In fragile and violent places, whether it is Colombia, Libya, Mali, Nigeria, or South Sudan, the role of women during crisis, war, and post-conflict reconstruction has been critical. Conflicts often force women to get organized and to safeguard the basic necessities that bolster day-to-day life in each family. They also participate in fighting wars, and in rebuilding their communities. Women act as peacekeepers, relief workers, and mediators. Yet, when peace talks occur, women are not invited to the table and peace agreements are often drafted without the critical perspectives of women.
With this reality in mind, under USAID’s Global Women’s Leadership Program (GWLP), NDI brought a delegation of women members of parliament (MPs) to the World Bank Group Fragility Conflict and Violence Forum 2016 (also referred to as the Fragility Forum) in Washington, DC in early March.
Mona Lena Krook, #NotTheCost technical advisor, greets Dr. Ave Maria Semakafu (Sextortion Coalition, Tanzania) and Susana Villaran (Former Mayor of Lima, Peru, current vice presidential candidate). Photo credit: Nikhil Shah.
At 5:45 in the morning, there isn’t much that I think about apart from coffee. But at 5:45 AM on March 17th, 2016 in New York City, I - along with NDI colleagues from the Gender, Women & Democracy (GWD), Operations, Communications & Development teams - was getting ready to run lighting cues, set-up registration and prep our volunteers for the #NotTheCost launch event. But then March 17th happened, and after all the planning, after all the last-minute arrangements -- including exciting additions to the program such as women’s activist and wife of the Canadian Prime Minister Madame Sophie Grégoire Trudeau -- I finally got to see this thing come to life. I watched people I’d only ever read about discuss this topic. I heard Madeleine Albright speak, and I listened as women representing countries as diverse as Kosovo, Cote D’Ivoire, Indonesia and Peru shared profoundly personal stories of violence they had experienced as women because they dared to be political activists, elected officials or candidates. I walked away from the event completely floored by what what I had just witnessed.

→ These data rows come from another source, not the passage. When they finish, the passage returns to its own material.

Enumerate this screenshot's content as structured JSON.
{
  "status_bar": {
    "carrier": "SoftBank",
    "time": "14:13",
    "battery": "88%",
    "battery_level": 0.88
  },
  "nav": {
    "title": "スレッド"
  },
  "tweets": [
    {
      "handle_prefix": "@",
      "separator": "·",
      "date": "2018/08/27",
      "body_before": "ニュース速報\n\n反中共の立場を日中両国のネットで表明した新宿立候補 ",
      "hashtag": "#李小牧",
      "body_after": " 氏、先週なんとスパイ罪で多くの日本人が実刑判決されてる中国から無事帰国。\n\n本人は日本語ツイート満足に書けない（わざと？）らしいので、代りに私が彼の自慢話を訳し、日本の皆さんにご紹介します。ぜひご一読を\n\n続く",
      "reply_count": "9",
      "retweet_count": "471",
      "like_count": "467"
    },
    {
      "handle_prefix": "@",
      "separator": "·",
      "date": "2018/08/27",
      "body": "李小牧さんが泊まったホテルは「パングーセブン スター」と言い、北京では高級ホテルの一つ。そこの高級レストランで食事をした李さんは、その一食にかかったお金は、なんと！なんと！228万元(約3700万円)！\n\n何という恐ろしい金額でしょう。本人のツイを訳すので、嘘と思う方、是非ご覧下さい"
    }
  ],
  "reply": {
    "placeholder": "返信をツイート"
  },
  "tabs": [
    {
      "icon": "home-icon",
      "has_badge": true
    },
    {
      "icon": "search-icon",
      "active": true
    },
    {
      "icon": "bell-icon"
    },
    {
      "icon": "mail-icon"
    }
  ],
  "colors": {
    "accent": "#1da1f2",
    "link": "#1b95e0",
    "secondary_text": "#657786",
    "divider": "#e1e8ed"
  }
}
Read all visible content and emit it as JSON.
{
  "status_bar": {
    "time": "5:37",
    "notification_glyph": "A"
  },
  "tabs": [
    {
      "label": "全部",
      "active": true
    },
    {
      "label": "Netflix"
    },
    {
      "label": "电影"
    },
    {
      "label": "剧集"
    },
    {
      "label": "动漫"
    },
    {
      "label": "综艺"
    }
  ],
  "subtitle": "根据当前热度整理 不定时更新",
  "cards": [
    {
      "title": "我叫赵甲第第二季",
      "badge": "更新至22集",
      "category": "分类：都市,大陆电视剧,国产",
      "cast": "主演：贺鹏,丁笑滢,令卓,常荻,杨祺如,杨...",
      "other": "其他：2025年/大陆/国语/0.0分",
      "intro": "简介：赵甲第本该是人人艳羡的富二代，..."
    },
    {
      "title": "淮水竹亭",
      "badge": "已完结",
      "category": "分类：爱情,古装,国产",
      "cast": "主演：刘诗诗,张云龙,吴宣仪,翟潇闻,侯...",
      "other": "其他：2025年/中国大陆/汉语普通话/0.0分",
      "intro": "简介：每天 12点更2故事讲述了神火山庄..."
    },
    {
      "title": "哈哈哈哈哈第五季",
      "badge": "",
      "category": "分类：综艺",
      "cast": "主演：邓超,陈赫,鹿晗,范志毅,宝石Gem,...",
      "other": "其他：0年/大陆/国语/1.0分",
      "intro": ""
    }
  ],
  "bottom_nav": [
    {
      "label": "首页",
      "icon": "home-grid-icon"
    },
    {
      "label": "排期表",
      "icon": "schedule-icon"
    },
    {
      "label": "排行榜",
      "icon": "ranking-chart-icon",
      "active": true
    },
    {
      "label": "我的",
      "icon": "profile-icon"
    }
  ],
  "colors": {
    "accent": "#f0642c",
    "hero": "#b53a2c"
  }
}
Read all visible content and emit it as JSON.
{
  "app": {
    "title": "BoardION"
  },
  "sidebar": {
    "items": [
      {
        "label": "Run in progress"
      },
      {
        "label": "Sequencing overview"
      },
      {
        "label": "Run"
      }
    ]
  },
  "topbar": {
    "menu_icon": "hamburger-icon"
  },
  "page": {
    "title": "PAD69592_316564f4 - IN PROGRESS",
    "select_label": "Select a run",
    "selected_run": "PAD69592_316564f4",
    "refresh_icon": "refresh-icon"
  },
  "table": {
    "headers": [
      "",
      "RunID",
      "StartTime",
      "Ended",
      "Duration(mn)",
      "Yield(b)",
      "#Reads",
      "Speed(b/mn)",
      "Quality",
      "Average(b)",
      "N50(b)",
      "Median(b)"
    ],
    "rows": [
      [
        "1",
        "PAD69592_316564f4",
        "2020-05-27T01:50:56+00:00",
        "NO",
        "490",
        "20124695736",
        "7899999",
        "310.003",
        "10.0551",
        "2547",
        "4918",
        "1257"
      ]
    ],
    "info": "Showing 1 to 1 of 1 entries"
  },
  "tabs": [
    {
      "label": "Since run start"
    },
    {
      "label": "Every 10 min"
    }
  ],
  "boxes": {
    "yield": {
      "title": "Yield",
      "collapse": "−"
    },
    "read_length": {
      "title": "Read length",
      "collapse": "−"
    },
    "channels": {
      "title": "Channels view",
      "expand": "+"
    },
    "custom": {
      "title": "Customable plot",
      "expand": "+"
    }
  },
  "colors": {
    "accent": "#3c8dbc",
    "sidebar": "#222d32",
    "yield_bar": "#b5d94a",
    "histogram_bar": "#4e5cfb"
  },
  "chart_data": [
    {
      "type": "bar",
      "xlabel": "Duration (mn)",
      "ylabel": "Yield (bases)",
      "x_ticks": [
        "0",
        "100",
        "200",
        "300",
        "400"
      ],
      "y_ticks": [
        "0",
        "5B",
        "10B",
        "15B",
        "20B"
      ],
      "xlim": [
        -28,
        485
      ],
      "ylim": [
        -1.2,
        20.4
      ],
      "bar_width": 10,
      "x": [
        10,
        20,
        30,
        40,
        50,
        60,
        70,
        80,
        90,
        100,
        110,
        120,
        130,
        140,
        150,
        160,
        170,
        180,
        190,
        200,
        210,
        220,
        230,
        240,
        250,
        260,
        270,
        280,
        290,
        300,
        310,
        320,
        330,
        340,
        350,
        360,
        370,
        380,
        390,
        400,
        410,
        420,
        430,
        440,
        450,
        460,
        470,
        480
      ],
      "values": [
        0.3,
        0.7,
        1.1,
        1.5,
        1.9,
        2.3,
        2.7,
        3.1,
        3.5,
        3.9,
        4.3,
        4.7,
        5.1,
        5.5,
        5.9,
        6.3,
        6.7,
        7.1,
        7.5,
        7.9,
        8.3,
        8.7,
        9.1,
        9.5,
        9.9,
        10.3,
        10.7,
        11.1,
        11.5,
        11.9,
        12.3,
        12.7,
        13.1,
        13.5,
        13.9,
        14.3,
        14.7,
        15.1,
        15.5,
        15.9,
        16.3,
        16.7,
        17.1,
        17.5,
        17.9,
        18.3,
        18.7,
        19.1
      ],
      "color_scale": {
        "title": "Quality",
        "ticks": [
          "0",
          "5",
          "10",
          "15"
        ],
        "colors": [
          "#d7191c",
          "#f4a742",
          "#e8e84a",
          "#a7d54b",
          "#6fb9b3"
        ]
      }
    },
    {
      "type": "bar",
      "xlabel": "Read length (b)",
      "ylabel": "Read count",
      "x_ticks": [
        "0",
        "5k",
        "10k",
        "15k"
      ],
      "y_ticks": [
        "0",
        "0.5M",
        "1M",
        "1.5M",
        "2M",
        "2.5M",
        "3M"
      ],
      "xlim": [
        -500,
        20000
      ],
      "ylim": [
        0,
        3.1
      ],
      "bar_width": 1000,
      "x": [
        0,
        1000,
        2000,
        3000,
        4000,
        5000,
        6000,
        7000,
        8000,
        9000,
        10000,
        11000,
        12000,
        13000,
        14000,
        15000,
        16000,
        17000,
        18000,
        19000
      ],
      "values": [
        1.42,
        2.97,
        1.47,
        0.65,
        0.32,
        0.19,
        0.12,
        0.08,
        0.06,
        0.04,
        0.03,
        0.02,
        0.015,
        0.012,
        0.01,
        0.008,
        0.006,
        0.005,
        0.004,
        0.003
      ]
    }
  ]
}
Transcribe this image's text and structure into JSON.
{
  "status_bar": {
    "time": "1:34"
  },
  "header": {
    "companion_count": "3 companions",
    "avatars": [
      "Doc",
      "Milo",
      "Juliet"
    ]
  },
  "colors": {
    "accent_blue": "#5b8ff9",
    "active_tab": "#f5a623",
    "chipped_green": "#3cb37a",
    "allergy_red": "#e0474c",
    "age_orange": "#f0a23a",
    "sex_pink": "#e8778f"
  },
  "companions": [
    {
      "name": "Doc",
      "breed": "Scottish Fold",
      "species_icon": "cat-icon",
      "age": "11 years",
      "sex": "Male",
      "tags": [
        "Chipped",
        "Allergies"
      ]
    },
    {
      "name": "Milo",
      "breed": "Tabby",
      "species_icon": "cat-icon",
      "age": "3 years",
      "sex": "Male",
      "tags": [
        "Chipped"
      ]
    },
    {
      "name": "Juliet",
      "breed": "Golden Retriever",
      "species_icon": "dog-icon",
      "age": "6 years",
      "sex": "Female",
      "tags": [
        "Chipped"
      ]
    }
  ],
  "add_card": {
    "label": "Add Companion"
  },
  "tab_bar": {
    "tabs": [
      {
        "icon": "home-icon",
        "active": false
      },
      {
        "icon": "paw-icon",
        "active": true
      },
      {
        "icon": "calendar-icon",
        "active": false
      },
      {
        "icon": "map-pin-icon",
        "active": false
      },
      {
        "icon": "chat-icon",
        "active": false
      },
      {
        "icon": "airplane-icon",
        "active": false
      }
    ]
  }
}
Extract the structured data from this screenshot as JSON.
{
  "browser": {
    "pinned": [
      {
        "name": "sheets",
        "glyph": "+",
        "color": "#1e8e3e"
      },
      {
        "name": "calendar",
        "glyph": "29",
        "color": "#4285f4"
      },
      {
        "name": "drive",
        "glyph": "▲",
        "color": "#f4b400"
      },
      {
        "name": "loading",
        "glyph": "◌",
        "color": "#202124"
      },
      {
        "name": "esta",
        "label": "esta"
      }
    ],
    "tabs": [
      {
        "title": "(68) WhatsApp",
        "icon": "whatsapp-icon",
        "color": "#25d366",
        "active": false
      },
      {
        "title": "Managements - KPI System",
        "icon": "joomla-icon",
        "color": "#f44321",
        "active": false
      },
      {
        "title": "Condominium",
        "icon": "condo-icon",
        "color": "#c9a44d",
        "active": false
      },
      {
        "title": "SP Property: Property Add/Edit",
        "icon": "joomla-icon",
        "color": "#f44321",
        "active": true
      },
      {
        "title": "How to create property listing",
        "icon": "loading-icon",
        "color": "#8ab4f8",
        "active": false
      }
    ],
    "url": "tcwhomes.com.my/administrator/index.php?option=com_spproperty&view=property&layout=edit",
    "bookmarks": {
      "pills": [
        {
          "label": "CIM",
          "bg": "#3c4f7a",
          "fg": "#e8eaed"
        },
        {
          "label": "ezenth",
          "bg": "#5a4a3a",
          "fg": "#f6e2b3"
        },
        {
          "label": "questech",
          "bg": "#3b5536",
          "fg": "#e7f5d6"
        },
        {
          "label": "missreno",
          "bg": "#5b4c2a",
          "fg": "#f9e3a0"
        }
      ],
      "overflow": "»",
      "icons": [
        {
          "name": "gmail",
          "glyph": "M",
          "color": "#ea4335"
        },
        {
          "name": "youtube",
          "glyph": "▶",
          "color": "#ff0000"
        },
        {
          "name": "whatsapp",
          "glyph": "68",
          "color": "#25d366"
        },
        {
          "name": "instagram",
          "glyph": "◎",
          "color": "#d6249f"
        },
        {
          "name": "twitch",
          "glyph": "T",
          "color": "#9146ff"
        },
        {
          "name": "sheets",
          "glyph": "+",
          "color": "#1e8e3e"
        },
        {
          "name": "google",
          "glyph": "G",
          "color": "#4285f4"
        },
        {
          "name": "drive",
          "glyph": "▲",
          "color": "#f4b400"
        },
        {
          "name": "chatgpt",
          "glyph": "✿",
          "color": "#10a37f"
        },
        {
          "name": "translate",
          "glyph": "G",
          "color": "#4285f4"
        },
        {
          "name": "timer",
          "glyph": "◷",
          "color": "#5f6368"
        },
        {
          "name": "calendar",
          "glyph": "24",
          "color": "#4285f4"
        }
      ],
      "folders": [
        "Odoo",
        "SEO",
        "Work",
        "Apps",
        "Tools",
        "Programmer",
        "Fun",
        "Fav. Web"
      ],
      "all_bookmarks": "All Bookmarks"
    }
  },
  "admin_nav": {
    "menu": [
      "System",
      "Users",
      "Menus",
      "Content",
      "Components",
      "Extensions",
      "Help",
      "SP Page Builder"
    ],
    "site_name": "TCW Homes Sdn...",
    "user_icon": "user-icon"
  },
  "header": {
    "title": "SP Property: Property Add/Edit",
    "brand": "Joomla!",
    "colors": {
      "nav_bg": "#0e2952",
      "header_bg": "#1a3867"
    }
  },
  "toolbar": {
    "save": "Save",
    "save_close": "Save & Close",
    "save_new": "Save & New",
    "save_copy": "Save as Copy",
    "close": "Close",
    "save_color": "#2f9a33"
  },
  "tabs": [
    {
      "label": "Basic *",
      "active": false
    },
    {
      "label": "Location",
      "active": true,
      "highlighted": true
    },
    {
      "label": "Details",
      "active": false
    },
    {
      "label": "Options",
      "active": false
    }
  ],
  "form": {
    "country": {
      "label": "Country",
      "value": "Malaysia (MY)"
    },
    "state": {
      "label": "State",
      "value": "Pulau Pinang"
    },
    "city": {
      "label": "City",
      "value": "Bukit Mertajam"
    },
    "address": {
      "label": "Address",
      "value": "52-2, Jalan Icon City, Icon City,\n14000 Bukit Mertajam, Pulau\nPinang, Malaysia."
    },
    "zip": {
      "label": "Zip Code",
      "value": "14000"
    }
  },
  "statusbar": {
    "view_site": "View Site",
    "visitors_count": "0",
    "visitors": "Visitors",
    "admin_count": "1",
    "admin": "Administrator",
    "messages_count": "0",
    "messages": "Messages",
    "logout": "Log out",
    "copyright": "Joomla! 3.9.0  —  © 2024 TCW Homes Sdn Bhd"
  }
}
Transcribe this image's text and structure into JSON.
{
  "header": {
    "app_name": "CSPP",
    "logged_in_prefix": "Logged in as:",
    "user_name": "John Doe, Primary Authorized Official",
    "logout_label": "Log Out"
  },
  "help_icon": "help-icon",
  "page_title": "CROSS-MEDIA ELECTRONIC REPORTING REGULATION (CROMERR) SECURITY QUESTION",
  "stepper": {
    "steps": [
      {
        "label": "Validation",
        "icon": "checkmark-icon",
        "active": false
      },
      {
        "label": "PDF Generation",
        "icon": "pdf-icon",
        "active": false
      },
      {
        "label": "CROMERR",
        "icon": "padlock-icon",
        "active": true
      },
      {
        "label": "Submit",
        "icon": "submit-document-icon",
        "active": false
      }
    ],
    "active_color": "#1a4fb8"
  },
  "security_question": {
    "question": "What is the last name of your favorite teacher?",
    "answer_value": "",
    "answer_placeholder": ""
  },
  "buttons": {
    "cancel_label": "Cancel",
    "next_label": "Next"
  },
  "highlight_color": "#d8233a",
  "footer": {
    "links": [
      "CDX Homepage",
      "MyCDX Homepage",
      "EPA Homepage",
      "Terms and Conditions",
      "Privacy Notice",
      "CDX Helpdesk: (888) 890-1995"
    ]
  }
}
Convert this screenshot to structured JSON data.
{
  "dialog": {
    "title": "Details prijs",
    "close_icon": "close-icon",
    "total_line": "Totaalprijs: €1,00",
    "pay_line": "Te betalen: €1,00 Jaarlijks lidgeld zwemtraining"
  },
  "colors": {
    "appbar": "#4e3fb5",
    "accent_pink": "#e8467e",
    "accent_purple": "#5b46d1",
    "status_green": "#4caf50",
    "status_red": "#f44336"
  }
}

Each week NDI’s Citizen Participation team provides a resource to assist NDI staff in meeting the objectives of their programs. This past month’s resources analyzed the process of building advocacy skills, the transformative potential of online videos for training, and a range of tactics and interventions that citizens and civil society can use to hold governments to account. These resources provide tools and insights that can help citizens strengthen their ability to effectively engage in political processes and bring about social and political change.
Fabricio Rodriguez is a veteran community organizer for employee rights, who began organizing 15 years ago while working at a sub-surface mine.
An important focus of our work here NDI for the past few years has been to find ways to help democracy deliver on the promise to improve the quality of life for people. In practical terms this has led some programs to grapple more explicitly with issues that address day to day concerns of people, such as education and healthcare. The way we see it, bringing about social change is inherently political, and the kind of skills and experiences that are imparted in an NDI program often lend themselves to these practicalities.
At a local Belgrade bar in September 2015, a group of assailants attacked a young LGBTI activist named Dragoslava Barzut while she was spending the evening with friends. No one stood up to protect Barzut and her friends that night. She continued to receive threats following the attack. Despite the attack and threats, asylum abroad was not an option for Barzut. She will not leave her country as long as she can be an agent for change even though she feels wary while on public transportation and nervous during her daily commute to work. “I'm not staying here because Serbia is an ideal place for someone like me to live,” she said, “but I deeply believe that if I don’t leave, one day it may be. My fight is here.”